▸ **ASSIGNMENT**
Look through the data below. Collect every line where the word "text" occurs.

▸ **DATA SHOWN**

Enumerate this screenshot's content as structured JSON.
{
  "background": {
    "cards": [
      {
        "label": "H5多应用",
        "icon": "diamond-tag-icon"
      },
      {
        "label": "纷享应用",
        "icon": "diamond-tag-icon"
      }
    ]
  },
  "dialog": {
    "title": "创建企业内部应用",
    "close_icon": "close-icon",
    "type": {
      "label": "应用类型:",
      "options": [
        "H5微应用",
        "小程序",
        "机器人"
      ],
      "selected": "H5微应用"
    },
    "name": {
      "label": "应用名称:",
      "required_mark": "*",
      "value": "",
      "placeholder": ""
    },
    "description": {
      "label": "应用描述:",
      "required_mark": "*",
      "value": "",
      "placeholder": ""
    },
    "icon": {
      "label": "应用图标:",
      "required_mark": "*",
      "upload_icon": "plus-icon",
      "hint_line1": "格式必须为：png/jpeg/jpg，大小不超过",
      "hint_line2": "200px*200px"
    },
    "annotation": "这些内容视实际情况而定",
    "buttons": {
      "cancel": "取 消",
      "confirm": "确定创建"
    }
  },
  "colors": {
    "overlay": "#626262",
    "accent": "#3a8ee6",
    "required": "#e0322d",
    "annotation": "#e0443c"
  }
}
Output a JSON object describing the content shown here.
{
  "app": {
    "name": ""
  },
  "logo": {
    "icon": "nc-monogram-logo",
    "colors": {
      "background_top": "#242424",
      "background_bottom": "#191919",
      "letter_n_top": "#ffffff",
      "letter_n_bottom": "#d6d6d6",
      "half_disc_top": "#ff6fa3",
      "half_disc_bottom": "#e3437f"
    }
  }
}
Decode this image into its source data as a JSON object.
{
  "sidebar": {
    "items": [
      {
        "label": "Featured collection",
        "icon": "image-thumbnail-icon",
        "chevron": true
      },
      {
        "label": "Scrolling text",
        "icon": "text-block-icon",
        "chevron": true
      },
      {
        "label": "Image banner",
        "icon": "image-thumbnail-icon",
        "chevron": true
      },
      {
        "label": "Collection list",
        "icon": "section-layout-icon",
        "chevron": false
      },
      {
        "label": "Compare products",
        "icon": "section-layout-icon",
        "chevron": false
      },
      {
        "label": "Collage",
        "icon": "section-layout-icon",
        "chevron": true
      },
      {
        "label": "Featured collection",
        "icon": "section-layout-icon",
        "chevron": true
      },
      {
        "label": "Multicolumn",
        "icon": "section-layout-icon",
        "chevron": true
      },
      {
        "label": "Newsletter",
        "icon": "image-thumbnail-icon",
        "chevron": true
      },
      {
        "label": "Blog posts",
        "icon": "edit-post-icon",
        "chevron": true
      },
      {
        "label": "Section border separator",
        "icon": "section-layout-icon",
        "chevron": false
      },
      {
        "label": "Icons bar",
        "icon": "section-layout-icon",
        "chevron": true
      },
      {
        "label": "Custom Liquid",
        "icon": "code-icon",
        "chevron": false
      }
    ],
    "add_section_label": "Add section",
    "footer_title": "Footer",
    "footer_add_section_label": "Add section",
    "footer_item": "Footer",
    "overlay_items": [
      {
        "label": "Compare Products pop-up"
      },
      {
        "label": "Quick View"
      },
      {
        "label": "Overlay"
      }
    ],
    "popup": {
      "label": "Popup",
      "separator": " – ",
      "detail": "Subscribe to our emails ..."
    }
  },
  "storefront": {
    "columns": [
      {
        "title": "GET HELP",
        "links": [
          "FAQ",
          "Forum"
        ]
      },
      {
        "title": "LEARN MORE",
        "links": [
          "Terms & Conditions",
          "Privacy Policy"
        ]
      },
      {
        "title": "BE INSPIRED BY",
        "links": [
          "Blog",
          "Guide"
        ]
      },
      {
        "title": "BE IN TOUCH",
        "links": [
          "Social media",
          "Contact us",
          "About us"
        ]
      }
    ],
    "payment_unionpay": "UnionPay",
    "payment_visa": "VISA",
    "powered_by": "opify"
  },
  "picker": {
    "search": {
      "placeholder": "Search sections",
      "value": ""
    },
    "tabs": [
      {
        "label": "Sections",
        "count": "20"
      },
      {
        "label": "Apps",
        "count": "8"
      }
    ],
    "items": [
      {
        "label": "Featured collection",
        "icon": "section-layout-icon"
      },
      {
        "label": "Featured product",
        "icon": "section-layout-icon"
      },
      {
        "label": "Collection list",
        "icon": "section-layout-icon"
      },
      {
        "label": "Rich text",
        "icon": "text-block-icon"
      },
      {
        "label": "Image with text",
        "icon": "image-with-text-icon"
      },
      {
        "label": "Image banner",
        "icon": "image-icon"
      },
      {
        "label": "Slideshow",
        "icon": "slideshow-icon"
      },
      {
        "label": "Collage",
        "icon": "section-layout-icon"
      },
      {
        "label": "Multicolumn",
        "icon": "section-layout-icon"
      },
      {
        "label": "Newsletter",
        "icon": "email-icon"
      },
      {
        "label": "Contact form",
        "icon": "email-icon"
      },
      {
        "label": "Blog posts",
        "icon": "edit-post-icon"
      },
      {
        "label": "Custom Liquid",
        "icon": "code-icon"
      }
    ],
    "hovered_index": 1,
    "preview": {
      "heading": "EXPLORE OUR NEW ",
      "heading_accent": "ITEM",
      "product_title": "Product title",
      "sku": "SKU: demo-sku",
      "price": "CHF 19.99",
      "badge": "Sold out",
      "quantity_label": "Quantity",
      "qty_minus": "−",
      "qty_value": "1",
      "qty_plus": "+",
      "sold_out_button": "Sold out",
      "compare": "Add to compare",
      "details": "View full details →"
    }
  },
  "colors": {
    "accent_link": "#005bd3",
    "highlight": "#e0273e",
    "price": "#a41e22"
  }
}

▸ **OUTPUT FOR THIS TASK**
        "label": "Scrolling text",
        "icon": "text-block-icon",
        "label": "Rich text",
        "icon": "text-block-icon"
        "label": "Image with text",
        "icon": "image-with-text-icon"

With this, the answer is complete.